%%

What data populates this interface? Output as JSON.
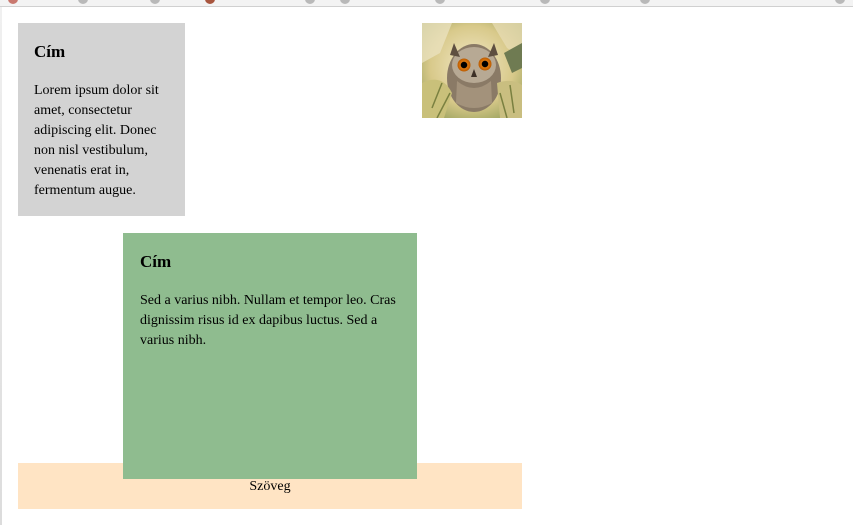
{
  "cards": [
    {
      "title": "Cím",
      "text": "Lorem ipsum dolor sit amet, consectetur adipiscing elit. Donec non nisl vestibulum, venenatis erat in, fermentum augue."
    },
    {
      "title": "Cím",
      "text": "Sed a varius nibh. Nullam et tempor leo. Cras dignissim risus id ex dapibus luctus. Sed a varius nibh."
    }
  ],
  "footer": {
    "text": "Szöveg"
  },
  "colors": {
    "card_grey": "#d3d3d3",
    "card_green": "#8fbc8f",
    "footer_bg": "#ffe4c4"
  }
}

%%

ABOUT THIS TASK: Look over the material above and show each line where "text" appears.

WRITTEN ANSWER:
      "text": "Lorem ipsum dolor sit amet, consectetur adipiscing elit. Donec non nisl vestibulum, venenatis erat in, fermentum augue."
      "text": "Sed a varius nibh. Nullam et tempor leo. Cras dignissim risus id ex dapibus luctus. Sed a varius nibh."
    "text": "Szöveg"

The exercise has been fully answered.